  • Importance and practical difficulties of estimating.
  • Three-point estimating and its links to PERT (see scheduling).

Configuration Management CLASSED AS ‘PRIOR LEARNING’


Business Case

  • The purpose of the business case.
  • The typical contents of the business case.
  • The business case as the ‘why’ for the project.
  • Authorship and ownership of the business case.
  • Importance and use of a business case during the project life cycle.
  • The use of investment appraisal techniques such as payback (using non-discounted figures), Internal Rate of Return (IRR), Net Present Value (NPV). Excludes the need to explain formulae or to calculate values.


  • Procurement in project management.
  • The purpose and content of a procurement strategy.
  • Processes for supplier selection.
  • Different methods of supplier reimbursement such as firm fixed price contract, contract target cost, contract target price, cost plus fixed fee contract, cost reimbursement type contract, cost plus incentive fee contract.
  • Types of contractual relationship such as partnering, alliancing, turnkey contract.

Project Life Cycles

  • The project life cycle.
  • Project phases such as Concept, Definition, Implementation, Handover and Close-out.
  • The relationship between phases and stages.
  • Why split projects into phases e.g. end of phase reviews, go/no go decisions, high level planning.
  • The extended life cycle.

Handover and Closeout CLASSED AS ‘PRIOR LEARNING’


Project Reviews

  • Different types of reviews including project evaluation reviews, gate reviews, audits, post-project reviews, benefits realisation reviews.
  • Importance of project reviews.
  • The need to learn lessons throughout the project.
  • Benefits of performing reviews.

Organisation Structure

  • Different types of organisation structure (functional, matrix, project).
  • The advantages and disadvantages of different types of organisational structure.
  • The types of projects suited to each type of organisation.
  • Links between organisation structure, the Organisational Breakdown Structure (OBS) and the Responsibility Assignment Matrix (RAM).
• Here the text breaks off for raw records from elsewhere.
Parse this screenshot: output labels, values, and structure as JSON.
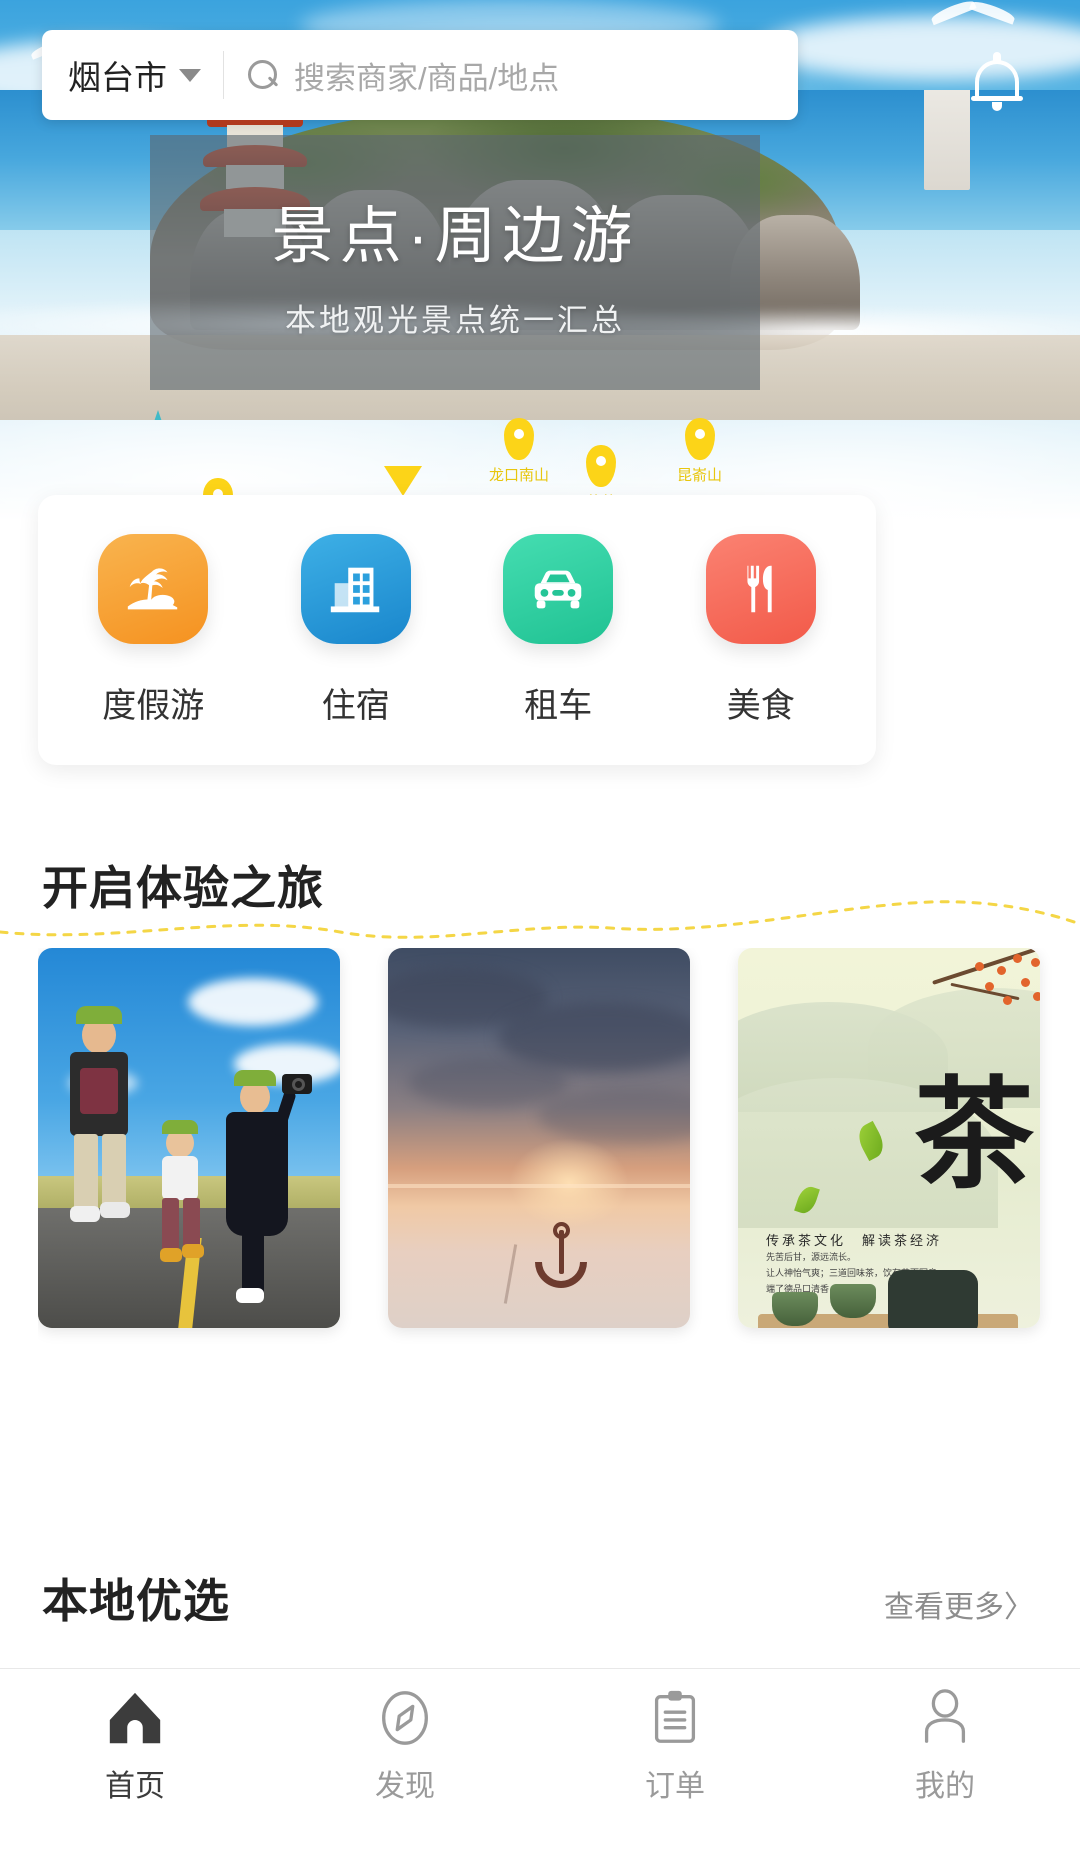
{
  "header": {
    "city": "烟台市",
    "city_caret_icon": "chevron-down-icon",
    "search_icon": "search-icon",
    "search_placeholder": "搜索商家/商品/地点",
    "search_value": "",
    "bell_icon": "bell-icon"
  },
  "banner": {
    "title": "景点·周边游",
    "subtitle": "本地观光景点统一汇总"
  },
  "map_pins": [
    {
      "label": "",
      "name": "map-pin-left"
    },
    {
      "label": "",
      "name": "map-pin-arrow"
    },
    {
      "label": "龙口南山",
      "name": "map-pin-longkou-nanshan"
    },
    {
      "label": "蓬莱",
      "name": "map-pin-penglai"
    },
    {
      "label": "昆嵛山",
      "name": "map-pin-kunyushan"
    }
  ],
  "categories": [
    {
      "label": "度假游",
      "icon": "palm-island-icon",
      "color": "#f7a83c",
      "color2": "#f79a2a"
    },
    {
      "label": "住宿",
      "icon": "building-icon",
      "color": "#2ca5e0",
      "color2": "#1d8fd1"
    },
    {
      "label": "租车",
      "icon": "car-icon",
      "color": "#2fd3a5",
      "color2": "#22c596"
    },
    {
      "label": "美食",
      "icon": "fork-knife-icon",
      "color": "#f8705f",
      "color2": "#f4604f"
    }
  ],
  "experience_section": {
    "title": "开启体验之旅",
    "cards": [
      {
        "name": "card-jumping-family",
        "alt": "户外跳跃合影"
      },
      {
        "name": "card-anchor-sunset",
        "alt": "日落海滩船锚"
      },
      {
        "name": "card-tea-poster",
        "alt": "茶文化海报",
        "poster_head": "传承茶文化　解读茶经济",
        "poster_lines": [
          "先苦后甘，源远流长。",
          "让人神怡气爽；三道回味茶，饮有花而写意。",
          "端了德品口清香，回味无穷"
        ],
        "big_char": "茶"
      }
    ]
  },
  "local_section": {
    "title": "本地优选",
    "more": "查看更多〉"
  },
  "tabbar": [
    {
      "label": "首页",
      "icon": "home-icon",
      "active": true
    },
    {
      "label": "发现",
      "icon": "compass-icon",
      "active": false
    },
    {
      "label": "订单",
      "icon": "clipboard-icon",
      "active": false
    },
    {
      "label": "我的",
      "icon": "person-icon",
      "active": false
    }
  ],
  "colors": {
    "accent_yellow": "#fcd418",
    "active_tab": "#3c3c3c",
    "inactive_tab": "#9a9a9a",
    "sky": "#3ba3de"
  }
}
Organisational Roles CLASSED AS ‘PRIOR LEARNING’


Methods and Procedures CLASSED AS ‘PRIOR LEARNING’


Governance of Project Management

  • Use the APM’s Governance of Project Management SIG booklet as a guide to why governance of project management is important and what principles should be used.
  • The principles of the governance of project management.
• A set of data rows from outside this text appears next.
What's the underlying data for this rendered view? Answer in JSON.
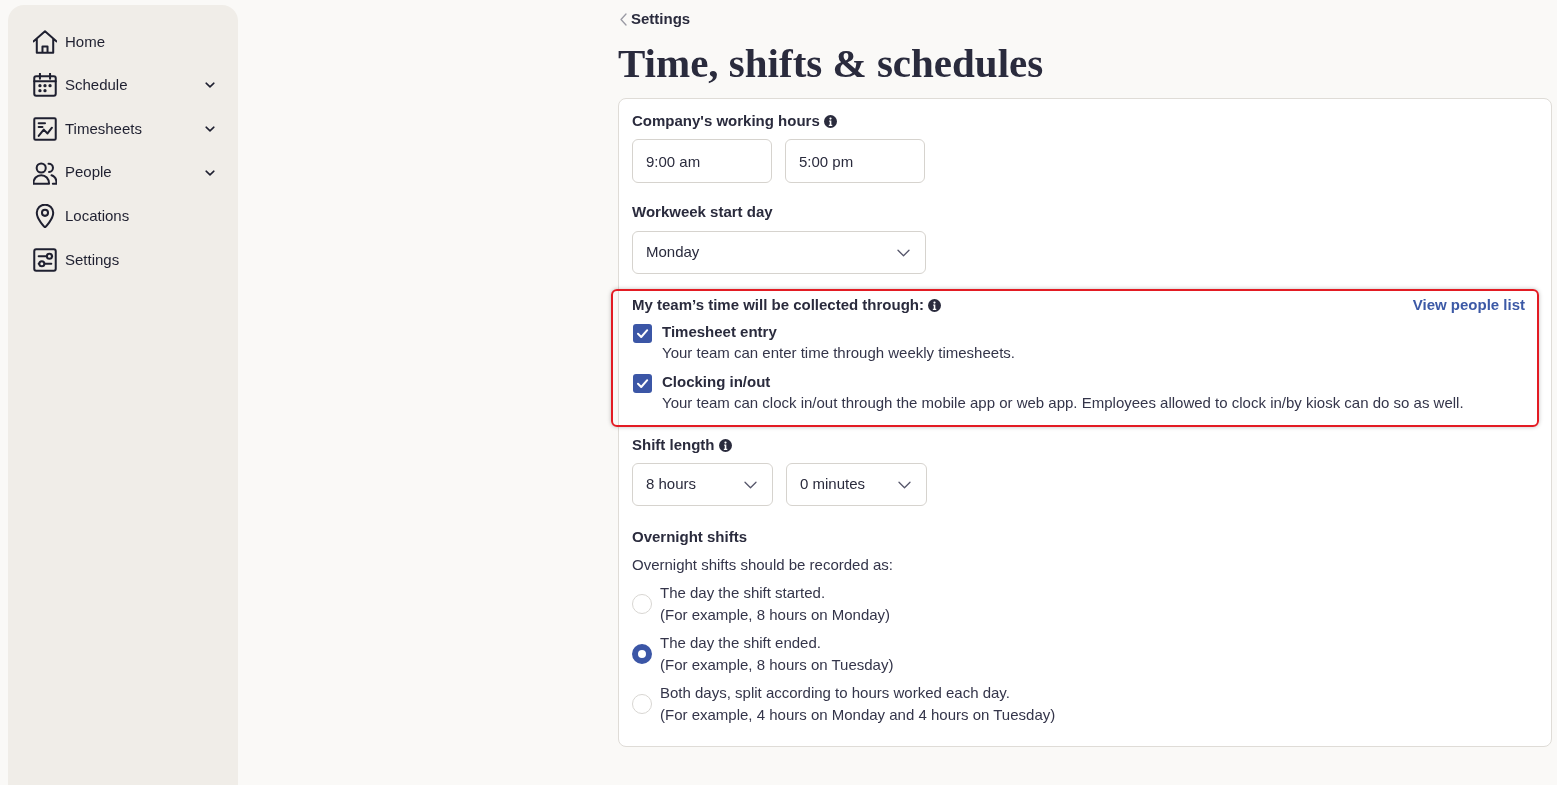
{
  "sidebar": {
    "items": [
      {
        "label": "Home",
        "expandable": false,
        "selected": false
      },
      {
        "label": "Schedule",
        "expandable": true,
        "selected": false
      },
      {
        "label": "Timesheets",
        "expandable": true,
        "selected": false
      },
      {
        "label": "People",
        "expandable": true,
        "selected": false
      },
      {
        "label": "Locations",
        "expandable": false,
        "selected": false
      },
      {
        "label": "Settings",
        "expandable": false,
        "selected": false
      }
    ]
  },
  "breadcrumb": {
    "label": "Settings"
  },
  "title": "Time, shifts & schedules",
  "working_hours": {
    "label": "Company's working hours",
    "fields": [
      {
        "value": "9:00 am"
      },
      {
        "value": "5:00 pm"
      }
    ]
  },
  "workweek_start": {
    "label": "Workweek start day",
    "value": "Monday"
  },
  "time_collection": {
    "label": "My team’s time will be collected through:",
    "link": "View people list",
    "highlighted": true,
    "options": [
      {
        "label": "Timesheet entry",
        "description": "Your team can enter time through weekly timesheets.",
        "checked": true
      },
      {
        "label": "Clocking in/out",
        "description": "Your team can clock in/out through the mobile app or web app. Employees allowed to clock in/by kiosk can do so as well.",
        "checked": true
      }
    ]
  },
  "shift_length": {
    "label": "Shift length",
    "selects": [
      {
        "value": "8 hours"
      },
      {
        "value": "0 minutes"
      }
    ]
  },
  "overnight_shifts": {
    "label": "Overnight shifts",
    "prompt": "Overnight shifts should be recorded as:",
    "options": [
      {
        "label": "The day the shift started.",
        "example": "(For example, 8 hours on Monday)",
        "selected": false
      },
      {
        "label": "The day the shift ended.",
        "example": "(For example, 8 hours on Tuesday)",
        "selected": true
      },
      {
        "label": "Both days, split according to hours worked each day.",
        "example": "(For example, 4 hours on Monday and 4 hours on Tuesday)",
        "selected": false
      }
    ]
  }
}
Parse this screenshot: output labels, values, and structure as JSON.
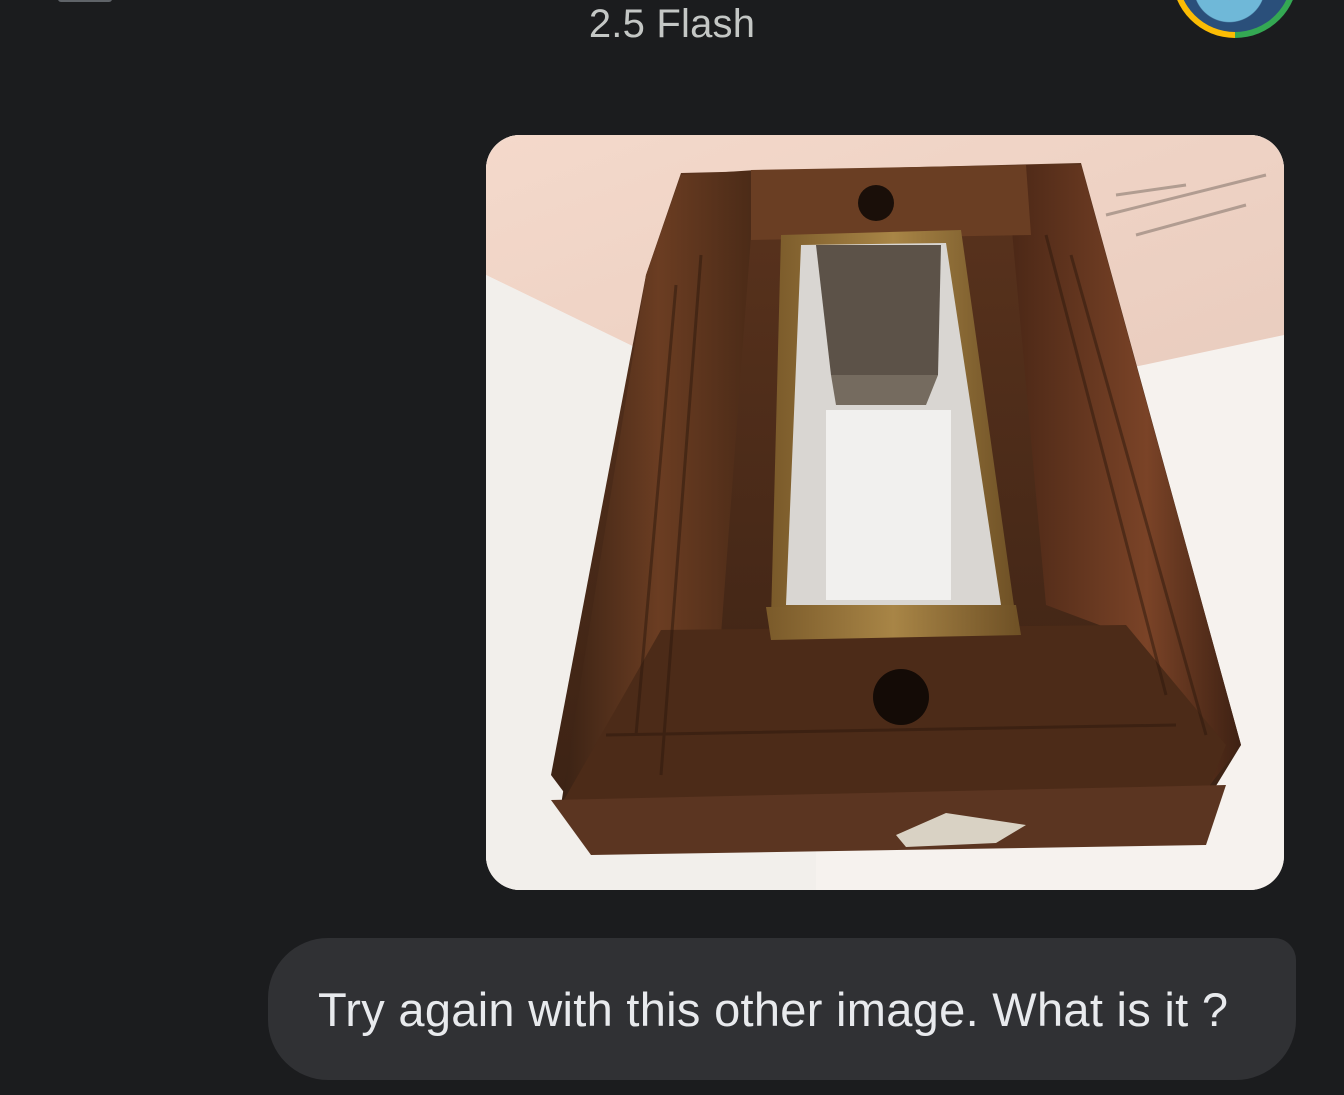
{
  "header": {
    "model_name": "2.5 Flash"
  },
  "chat": {
    "user_message": "Try again with this other image. What is it ?"
  },
  "icons": {
    "menu": "menu-icon",
    "avatar": "user-avatar"
  },
  "colors": {
    "background": "#1b1c1e",
    "bubble": "#303134",
    "title_text": "#c4c7c5",
    "message_text": "#e8eaed"
  }
}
  • The contents of a communication plan.
  • The importance of effective communication.
  • Methods and media that can be used for communication within a project.
  • The need for two-way communication.
  • Barriers to communication.
  • Links between the communication plan and information management and reporting.


  • Differentiate between groups and teams.
  • The concept of teamwork.
  • Team development models such as Tuckman or Katzenbach and Smith.
  • Features of a high performing team.
  • Social roles in teams such as Belbin or Parker.


  • Impact of leadership on team performance.
  • Leadership qualities of a project manager.
  • Motivational theories such as Maslow or Hertzberg.
  • A situational leadership model such as Hersey and Blanchard.

Conflict Management

  • Sources of conflict in the project life cycle
  • Conflict resolution models such as Thomas Kilmann or Russo and Eckler.


  • The process and stages of negotiation such as Preparation, Face-to-face meeting, Follow-up.
  • The importance of preparing for a negotiation.
  • When will a project manager need to negotiate including negotiations with suppliers or contractors, with users, with resource providers, with team members and with the project sponsor.